by Syed Samreen
SRINAGAR: On the eve of March 18, when the first case of Coronavirus in the Kashmir valley was declared, the city was almost hysterical. Till that date, Coronavirus was just in the news, not in the town.
After almost two weeks, this strong woman who had earlier tested positive for the virus tested negative. Regardless of the higher risk of death amongst elderly people, this patient is now recovering at a healthy pace and is recuperating from the viral disease while still being on an extended 14 quarantine. No doubt the global pandemic has left people all over the world alarming and filled with fright, doctors have a more positive approach towards it.
Kanika Kapoor Case
Young men on the social media are comparing the aged Khyam lady with Bollywood’s bubbling singer Kanika Kapoor’s who tested positive for the fifth time in a row. Presently admitted to the Sanjay Gandhi Post Graduate Institute of Medical Sciences (SGPGIMS), she is stable but retains the infection.

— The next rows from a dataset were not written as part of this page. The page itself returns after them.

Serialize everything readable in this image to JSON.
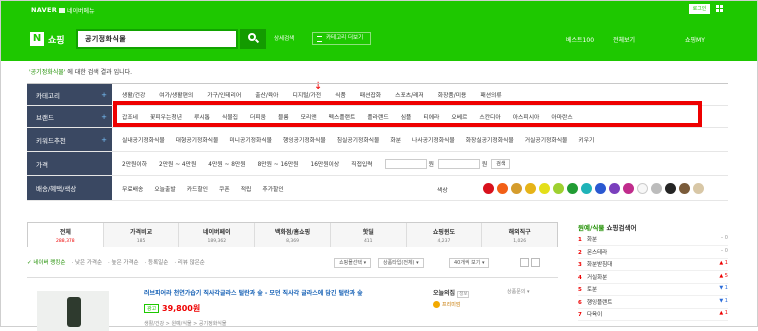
{
  "header": {
    "naver": "NAVER",
    "menu": "네이버메뉴",
    "login": "로그인",
    "brand": "쇼핑",
    "query": "공기정화식물",
    "advanced": "상세검색",
    "category_view": "카테고리 더보기",
    "links": [
      "베스트100",
      "전체보기",
      "쇼핑MY"
    ]
  },
  "desc": {
    "keyword": "'공기정화식물'",
    "rest": " 에 대한 검색 결과 입니다."
  },
  "panel": {
    "category": {
      "label": "카테고리",
      "items": [
        "생활/건강",
        "여가/생활편의",
        "가구/인테리어",
        "출산/육아",
        "디지털/가전",
        "식품",
        "패션잡화",
        "스포츠/레저",
        "화장품/미용",
        "패션의류"
      ]
    },
    "brand": {
      "label": "브랜드",
      "items": [
        "갑조네",
        "꽃피우는청년",
        "루시톱",
        "식물집",
        "더피움",
        "블룸",
        "모리앤",
        "펙스플랜트",
        "플라랜드",
        "심플",
        "티에라",
        "오베르",
        "스칸디아",
        "아스피시아",
        "아마란스"
      ]
    },
    "keyword": {
      "label": "키워드추천",
      "items": [
        "실내공기정화식물",
        "대형공기정화식물",
        "미니공기정화식물",
        "행잉공기정화식물",
        "침실공기정화식물",
        "화분",
        "나사공기정화식물",
        "화장실공기정화식물",
        "거실공기정화식물",
        "키우기"
      ]
    },
    "price": {
      "label": "가격",
      "items": [
        "2만원이하",
        "2만원 ~ 4만원",
        "4만원 ~ 8만원",
        "8만원 ~ 16만원",
        "16만원이상",
        "직접입력"
      ],
      "won": "원",
      "confirm": "검색"
    },
    "delivery": {
      "label": "배송/혜택/색상",
      "items": [
        "무료배송",
        "오늘출발",
        "카드할인",
        "쿠폰",
        "적립",
        "추가할인"
      ],
      "color_label": "색상"
    },
    "colors": [
      "#d8111c",
      "#f25f16",
      "#d59c2c",
      "#e6b318",
      "#e4df19",
      "#9ed030",
      "#219c33",
      "#1fb3b8",
      "#2a58d1",
      "#7a3fbd",
      "#c02c8c",
      "#f7f7f7",
      "#bcbcbc",
      "#242424",
      "#7a5b3a",
      "#d8c7a6"
    ]
  },
  "tabs": [
    {
      "t": "전체",
      "c": "288,378"
    },
    {
      "t": "가격비교",
      "c": "185"
    },
    {
      "t": "네이버페이",
      "c": "189,362"
    },
    {
      "t": "백화점/홈쇼핑",
      "c": "8,369"
    },
    {
      "t": "핫딜",
      "c": "411"
    },
    {
      "t": "쇼핑윈도",
      "c": "4,237"
    },
    {
      "t": "해외직구",
      "c": "1,026"
    }
  ],
  "filter": {
    "items": [
      "✓ 네이버 랭킹순",
      "· 낮은 가격순",
      "· 높은 가격순",
      "· 등록일순",
      "· 리뷰 많은순"
    ],
    "selects": [
      "쇼핑몰선택 ▾",
      "상품타입(전체) ▾",
      "40개씩 보기 ▾"
    ]
  },
  "item": {
    "title": "러브피어라 천연가습기 직사각글라스 털란과 숲 - 모던 직사각 글라스에 담긴 털란과 숲",
    "price": "39,800원",
    "ad": "광고",
    "cat": "생활/건강 > 원예/식물 > 공기정화식물",
    "mall": "오늘의집",
    "mall_tag": "정보",
    "badge": "프리미엄",
    "detail": "상품문의 ▾"
  },
  "side": {
    "title_green": "원예/식물",
    "title_rest": " 쇼핑검색어",
    "ranks": [
      {
        "n": "1",
        "t": "화분",
        "c": "–  0",
        "d": "eq"
      },
      {
        "n": "2",
        "t": "몬스테라",
        "c": "–  0",
        "d": "eq"
      },
      {
        "n": "3",
        "t": "화분받침대",
        "c": "▲ 1",
        "d": "up"
      },
      {
        "n": "4",
        "t": "거실화분",
        "c": "▲ 5",
        "d": "up"
      },
      {
        "n": "5",
        "t": "토분",
        "c": "▼ 1",
        "d": "dn"
      },
      {
        "n": "6",
        "t": "행잉플랜트",
        "c": "▼ 1",
        "d": "dn"
      },
      {
        "n": "7",
        "t": "다육이",
        "c": "▲ 1",
        "d": "up"
      }
    ]
  }
}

She tested positive on March 20 – two days after the Khayam lady, after she flew home from London. She was the key infection spreader to the power elite in India sending former Rajasthan Chief Minister Vasundhara Raje and her son Dushyant Singh into quarantine. Accused of not revealing her travel history, the UP government has filed a case against her.
Kapoor attended a birthday bash in Lucknow where the power elite was around. She also mingled with the family, friends and neighbours thus triggering a long chain since March 14.

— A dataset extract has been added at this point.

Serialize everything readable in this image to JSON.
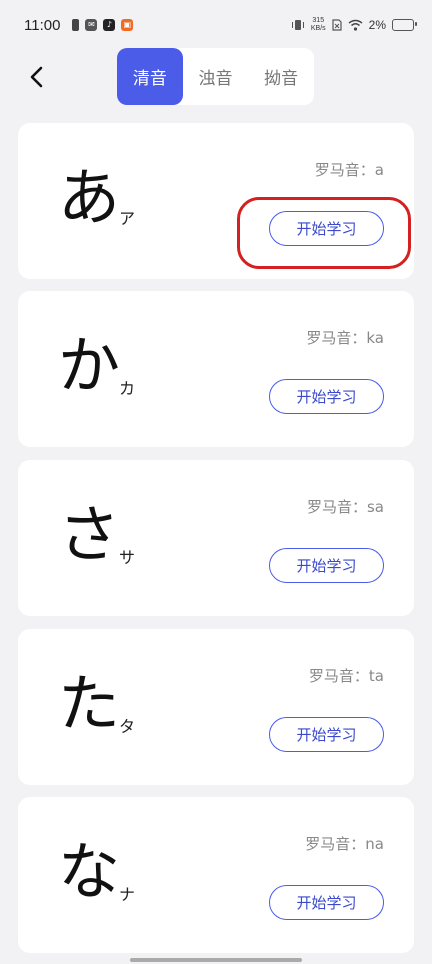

The Khayam lady, who had flown home from Umrah, however, had not infected any of the closer ones like her husband or the daughter in law or her own daughters. Almost all tested negative but are in the quarantine. She is the mother in law of IPS officer, Imtiaz Ismail Parray, currently the SSP Crime Kashmir.
The doctors treating the aged Khayam lady said she is much better. Dr Farooq Jan, Medical Superintendent SKIMS, said it was clear and distinct that along with any medicine, the cure that lies behind such diseases is faith, willpower and teamwork.
“In the beginning, the patient was apprehensive but later on, she knew that she would soon come out of it and had the willpower to do so,” Dr Jan said. The patient responded well to the drugs and cooperated with the doctors. From being apprehensive about the infection to being optimistic, the patient recovered and tested negative after almost a period of two weeks. “The patient’s faith doubled up with the efforts of all the doctors who treated upon her and resulted in the recuperation of the patient.”
Jan’s Deputy at SKIMS, Dr Ghulam Hassan Yatoo also admitted that patient’s tremendous will power and faith helped her recover fast.
President of the Doctors Association of Kashmir, Dr Suhail Naik said people should avoid getting panicky though, at the same time, they must take adequate precautions in the absence of the cure.
“I request the people of Kashmir to stop worrying and panicking,” Naik told this reporter. “Indeed, the disease is infectious and anyone can contract the virus but there is a 97%-98% recovery rate of the patients who are tested positive.”
Naik emphasized that being testing positive doesn’t necessarily mean death. If a person tests positive, he should be optimistic and should hope for a healthy recovery.
“We are going to adopt the Chinese model to treat Coronavirus patients in Kashmir, which suggests that 85% per cent of Covid-19 patients be quarantined at home. The patients can recover from home itself provided that proper hygiene, social distancing and all other precautionary measures are taken,” Dr Naik said.
At the same time, however, Naik said, the doctors of Kashmir will take care of and treat the people who have tested positive.
“I want to tell people to stay positive, have faith in the staff working day in and day out for them and take every possible precautionary measure,” he said.
Sounding a word of caution, Naik said people should stop stigmatizing the patient and his family as the virus knows no limits and can affect anyone. “Alienation of the patients is not a healthy approach, we should rather pray for the fast recovery of patients because stigmatizing the patient adds to the overall fear amongst people and also the patient.”